The penalty for felony credit card fraud (typically defined as fraud over $400, or grand theft) could result in up to five years jail time, with a sentencing range of one to three years.

Do I Need a Credit Card Fraud Lawyer?

If you are facing charges related to credit card fraud, it is highly advised that you retain experienced legal counsel immediately.

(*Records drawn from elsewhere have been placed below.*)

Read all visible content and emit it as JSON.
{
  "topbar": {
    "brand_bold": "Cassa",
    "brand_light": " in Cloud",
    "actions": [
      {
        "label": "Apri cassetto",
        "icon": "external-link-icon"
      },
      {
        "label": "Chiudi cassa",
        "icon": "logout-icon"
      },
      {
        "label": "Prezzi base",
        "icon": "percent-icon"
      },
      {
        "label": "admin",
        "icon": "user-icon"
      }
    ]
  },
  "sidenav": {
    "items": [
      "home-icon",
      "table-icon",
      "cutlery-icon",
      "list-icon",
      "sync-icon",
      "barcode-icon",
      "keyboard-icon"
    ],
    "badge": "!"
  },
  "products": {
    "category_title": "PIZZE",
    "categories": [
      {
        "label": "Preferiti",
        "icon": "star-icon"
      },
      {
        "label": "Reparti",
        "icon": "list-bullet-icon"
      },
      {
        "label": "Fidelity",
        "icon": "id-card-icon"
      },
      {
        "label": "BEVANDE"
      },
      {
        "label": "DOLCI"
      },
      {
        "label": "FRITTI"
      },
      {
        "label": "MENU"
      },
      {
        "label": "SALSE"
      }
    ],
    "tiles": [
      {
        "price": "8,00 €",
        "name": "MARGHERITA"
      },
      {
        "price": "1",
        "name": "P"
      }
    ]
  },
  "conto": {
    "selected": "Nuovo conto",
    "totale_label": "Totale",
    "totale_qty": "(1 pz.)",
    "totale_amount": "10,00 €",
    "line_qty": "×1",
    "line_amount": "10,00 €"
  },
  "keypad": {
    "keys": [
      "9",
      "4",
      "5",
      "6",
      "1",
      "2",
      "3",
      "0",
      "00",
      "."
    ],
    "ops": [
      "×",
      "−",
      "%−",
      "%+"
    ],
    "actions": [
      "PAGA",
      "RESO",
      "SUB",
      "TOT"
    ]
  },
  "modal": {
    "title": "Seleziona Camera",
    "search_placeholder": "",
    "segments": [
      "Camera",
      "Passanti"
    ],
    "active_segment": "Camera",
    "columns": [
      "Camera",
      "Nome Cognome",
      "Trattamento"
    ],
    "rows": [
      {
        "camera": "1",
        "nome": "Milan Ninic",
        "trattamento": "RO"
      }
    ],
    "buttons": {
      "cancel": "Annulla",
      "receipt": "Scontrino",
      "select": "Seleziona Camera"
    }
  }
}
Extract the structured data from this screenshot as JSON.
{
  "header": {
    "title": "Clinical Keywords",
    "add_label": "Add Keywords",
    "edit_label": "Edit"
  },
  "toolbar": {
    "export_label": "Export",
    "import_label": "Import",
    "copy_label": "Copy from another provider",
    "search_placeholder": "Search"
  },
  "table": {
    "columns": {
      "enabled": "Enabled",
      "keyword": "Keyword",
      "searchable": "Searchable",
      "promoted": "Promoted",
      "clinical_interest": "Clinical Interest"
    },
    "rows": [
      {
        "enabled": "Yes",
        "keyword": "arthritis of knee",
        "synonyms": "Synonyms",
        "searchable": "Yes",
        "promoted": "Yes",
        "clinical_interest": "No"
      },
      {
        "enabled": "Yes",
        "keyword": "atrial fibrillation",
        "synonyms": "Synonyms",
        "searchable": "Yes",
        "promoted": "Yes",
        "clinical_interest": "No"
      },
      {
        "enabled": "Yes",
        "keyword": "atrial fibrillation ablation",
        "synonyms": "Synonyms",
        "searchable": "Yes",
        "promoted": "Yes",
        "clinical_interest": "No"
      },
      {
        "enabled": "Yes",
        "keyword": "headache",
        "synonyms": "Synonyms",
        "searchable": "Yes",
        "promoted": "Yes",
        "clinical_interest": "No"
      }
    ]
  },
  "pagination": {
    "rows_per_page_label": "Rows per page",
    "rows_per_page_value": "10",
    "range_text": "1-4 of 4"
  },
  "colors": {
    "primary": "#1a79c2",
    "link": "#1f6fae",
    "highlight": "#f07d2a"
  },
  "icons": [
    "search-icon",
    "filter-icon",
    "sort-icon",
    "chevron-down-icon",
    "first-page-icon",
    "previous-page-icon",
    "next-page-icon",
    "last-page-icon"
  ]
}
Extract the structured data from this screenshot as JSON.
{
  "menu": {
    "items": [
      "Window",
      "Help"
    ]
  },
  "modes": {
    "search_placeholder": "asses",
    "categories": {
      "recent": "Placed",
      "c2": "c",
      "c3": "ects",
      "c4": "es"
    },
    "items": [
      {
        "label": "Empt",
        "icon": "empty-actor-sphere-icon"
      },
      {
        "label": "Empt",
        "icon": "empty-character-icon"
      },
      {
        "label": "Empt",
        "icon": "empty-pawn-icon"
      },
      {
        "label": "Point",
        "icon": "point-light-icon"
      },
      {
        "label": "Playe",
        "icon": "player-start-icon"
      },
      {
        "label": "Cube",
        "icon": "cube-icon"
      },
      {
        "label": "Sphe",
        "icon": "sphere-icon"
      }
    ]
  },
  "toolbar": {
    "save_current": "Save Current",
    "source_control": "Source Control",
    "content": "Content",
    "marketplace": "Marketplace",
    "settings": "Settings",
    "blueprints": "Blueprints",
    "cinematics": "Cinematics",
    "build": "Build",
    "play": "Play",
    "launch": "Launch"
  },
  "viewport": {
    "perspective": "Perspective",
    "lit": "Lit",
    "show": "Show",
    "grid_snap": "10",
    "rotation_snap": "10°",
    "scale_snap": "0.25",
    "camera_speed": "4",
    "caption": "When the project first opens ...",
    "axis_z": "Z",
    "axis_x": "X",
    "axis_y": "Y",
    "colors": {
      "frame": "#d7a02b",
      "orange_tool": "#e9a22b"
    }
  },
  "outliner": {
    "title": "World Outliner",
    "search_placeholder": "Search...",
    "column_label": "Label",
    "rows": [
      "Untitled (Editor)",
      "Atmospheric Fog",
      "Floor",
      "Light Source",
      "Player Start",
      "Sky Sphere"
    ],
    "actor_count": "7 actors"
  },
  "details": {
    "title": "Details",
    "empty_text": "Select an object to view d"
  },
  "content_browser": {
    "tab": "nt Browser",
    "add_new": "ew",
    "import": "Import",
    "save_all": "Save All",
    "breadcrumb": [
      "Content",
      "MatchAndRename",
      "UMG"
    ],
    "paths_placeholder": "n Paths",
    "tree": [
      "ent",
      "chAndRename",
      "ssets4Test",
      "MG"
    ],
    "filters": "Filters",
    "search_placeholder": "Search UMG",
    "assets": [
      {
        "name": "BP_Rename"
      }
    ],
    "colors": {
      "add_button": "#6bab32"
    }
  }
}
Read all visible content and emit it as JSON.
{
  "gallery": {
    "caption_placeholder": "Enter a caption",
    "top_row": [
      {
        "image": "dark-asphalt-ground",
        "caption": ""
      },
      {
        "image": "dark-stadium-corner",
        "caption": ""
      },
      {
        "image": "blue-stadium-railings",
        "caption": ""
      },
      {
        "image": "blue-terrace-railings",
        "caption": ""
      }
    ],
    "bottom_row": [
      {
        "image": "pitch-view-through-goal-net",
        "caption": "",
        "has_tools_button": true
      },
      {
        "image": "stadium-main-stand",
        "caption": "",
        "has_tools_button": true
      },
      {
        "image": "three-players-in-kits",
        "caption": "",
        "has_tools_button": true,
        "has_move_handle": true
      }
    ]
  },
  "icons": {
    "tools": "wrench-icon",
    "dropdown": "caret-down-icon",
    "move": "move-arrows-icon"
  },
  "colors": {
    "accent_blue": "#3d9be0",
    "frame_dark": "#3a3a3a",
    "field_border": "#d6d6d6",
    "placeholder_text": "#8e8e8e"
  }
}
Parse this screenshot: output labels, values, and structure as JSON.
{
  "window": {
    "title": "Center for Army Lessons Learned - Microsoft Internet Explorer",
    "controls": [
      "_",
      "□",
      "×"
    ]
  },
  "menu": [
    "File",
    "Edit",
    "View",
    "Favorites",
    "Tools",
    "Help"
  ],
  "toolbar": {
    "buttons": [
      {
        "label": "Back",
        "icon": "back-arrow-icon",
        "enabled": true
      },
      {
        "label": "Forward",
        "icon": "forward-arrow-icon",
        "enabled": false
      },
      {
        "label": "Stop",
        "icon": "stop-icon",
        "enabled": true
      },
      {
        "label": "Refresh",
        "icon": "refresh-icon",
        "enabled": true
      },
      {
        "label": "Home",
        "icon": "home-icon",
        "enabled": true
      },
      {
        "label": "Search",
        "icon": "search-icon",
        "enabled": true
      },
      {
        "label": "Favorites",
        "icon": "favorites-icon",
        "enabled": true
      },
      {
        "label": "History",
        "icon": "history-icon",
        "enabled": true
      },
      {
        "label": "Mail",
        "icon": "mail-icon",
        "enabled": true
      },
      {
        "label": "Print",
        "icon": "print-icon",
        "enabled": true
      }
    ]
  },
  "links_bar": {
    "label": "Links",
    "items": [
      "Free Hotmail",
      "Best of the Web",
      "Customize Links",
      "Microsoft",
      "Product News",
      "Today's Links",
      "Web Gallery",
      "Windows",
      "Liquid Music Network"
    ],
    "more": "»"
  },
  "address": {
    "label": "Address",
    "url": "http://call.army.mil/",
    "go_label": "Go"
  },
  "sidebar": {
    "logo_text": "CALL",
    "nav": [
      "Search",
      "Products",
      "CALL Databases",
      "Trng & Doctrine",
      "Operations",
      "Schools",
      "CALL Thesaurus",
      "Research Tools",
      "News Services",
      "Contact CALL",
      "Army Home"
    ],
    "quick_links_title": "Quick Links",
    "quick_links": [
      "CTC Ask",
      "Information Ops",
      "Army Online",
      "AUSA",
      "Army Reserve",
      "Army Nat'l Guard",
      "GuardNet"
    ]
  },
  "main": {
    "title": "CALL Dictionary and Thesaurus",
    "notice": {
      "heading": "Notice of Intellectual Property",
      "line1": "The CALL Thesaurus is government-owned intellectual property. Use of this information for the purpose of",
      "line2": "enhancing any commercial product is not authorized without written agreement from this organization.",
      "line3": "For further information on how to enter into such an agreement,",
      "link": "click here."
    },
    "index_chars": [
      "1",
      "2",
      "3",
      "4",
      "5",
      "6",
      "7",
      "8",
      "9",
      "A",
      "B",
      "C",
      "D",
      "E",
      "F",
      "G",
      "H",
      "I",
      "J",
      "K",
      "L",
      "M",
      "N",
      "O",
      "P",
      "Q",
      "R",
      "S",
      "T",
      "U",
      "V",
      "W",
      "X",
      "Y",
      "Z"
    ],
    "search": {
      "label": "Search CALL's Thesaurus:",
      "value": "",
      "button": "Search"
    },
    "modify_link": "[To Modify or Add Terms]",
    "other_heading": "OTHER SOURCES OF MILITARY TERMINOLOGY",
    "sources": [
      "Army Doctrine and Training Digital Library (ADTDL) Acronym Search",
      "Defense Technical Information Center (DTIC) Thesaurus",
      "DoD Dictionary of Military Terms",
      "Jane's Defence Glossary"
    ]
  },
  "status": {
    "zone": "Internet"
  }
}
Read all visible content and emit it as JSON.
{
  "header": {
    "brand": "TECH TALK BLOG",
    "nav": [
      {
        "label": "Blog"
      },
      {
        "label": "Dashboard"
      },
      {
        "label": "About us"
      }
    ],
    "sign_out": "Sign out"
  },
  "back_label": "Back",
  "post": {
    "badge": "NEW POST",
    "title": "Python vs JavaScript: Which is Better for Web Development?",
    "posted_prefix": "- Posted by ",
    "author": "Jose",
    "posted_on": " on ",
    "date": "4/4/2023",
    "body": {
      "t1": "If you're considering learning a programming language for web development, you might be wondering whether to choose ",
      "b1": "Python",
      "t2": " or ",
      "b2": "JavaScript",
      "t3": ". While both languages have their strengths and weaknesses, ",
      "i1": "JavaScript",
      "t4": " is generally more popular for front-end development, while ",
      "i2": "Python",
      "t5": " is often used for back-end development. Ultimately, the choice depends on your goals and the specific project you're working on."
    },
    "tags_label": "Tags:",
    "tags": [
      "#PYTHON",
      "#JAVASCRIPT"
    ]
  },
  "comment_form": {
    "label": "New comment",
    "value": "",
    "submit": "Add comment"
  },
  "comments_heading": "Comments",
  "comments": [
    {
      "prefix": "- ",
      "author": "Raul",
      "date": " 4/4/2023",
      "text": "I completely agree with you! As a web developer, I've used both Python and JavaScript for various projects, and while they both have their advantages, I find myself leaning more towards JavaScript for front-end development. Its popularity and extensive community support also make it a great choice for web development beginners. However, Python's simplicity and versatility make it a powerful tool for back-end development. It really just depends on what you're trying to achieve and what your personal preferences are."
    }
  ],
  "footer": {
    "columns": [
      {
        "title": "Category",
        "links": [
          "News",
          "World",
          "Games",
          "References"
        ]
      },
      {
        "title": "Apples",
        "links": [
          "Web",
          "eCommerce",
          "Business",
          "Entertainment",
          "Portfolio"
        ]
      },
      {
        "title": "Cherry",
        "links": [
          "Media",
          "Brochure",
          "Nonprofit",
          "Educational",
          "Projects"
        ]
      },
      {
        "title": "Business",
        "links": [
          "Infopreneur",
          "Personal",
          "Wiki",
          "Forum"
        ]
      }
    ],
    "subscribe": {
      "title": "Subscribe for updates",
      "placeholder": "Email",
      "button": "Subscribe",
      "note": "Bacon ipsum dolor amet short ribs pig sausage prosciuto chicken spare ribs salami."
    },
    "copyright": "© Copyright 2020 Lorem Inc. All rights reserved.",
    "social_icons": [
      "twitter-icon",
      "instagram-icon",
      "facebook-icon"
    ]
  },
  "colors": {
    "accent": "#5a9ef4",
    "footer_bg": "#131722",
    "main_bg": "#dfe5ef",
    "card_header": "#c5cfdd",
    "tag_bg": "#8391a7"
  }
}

Without the guidance and legal expertise of a skilled attorney, your chances of being convicted increase significantly, and likewise, your chances of acquiring an acquittal drop substantially.

Given the complexity of most fraud cases, it is strongly recommended that you speak to an attorney specifically focused on criminal defense cases.

How Can a Lawyer Help With Credit Card Fraud Charges?

While attorney-client privilege affords you the right to speak and strategize with your lawyer, it also affords you the benefit of being able to figure out potential pitfalls for your case well in advance.

A skilled criminal defense attorney might deploy any number of common, effective defenses against credit card fraud charges if your case goes to trial. The prosecution will need to prove intent, and that you acted with intent to defraud a legitimate cardholder (or cardholders) during the proceedings, and this can be a high bar to clear.

A good defense attorney will be able to cast doubt on these accusations, barring the presence of strong material evidence, and may also invoke other defensive options. Arguing that you mistakenly confused an individual’s card with your own, that you were forced into a fraudulent activity via threat or duress and other legal defenses may be possible.

How an Attorney Can Help

An attorney can often resolve your particular legal issue faster and better than trying to do it alone. A lawyer can help you navigate the legal system, while avoiding costly mistakes or procedural errors. You should seek out an attorney whose practice focuses on the area of law most relevant to your issue.

How to Prepare for Your Initial Consultation

Prepare for your consultation by writing down notes of your understanding of the case, jot down questions and concerns for the attorney, and gather your documents. Remember that you are trying to get a sense of whether the attorney has your trust and can help you address your legal issues. Questions should include how the attorney intends to resolve your issue, how many years he/she has been practicing law and specifically practicing in your area, as well as how many cases similar to yours the attorney has handled. It can also be helpful to broach the subject of fees so that you understand the likely cost and structure of your representation by a specific attorney and/or legal team.

How much does it cost to hire an attorney?

In general, how much an attorney costs will often depend on these four factors: billing method and pricing structure, type of legal work performed, law firm prestige, and attorney experience. Depending on the legal issue you are facing, an attorney may bill you by the hour, settle on a flat fee, or enter into a contingency fee agreement. The type of legal work you need help with will also play a role in cost incurred.

Common legal terms explained

Plaintiff – a person or party who brings a lawsuit against another person(s) or party/parties in a court of law. Private persons or parties can only file suit in civil court.

Judgment – A decision of the court. Also known as a decree or order. Judgments handed down by the court are usually binding on the parties before the court.

Page Generated: 0.26453900337219 sec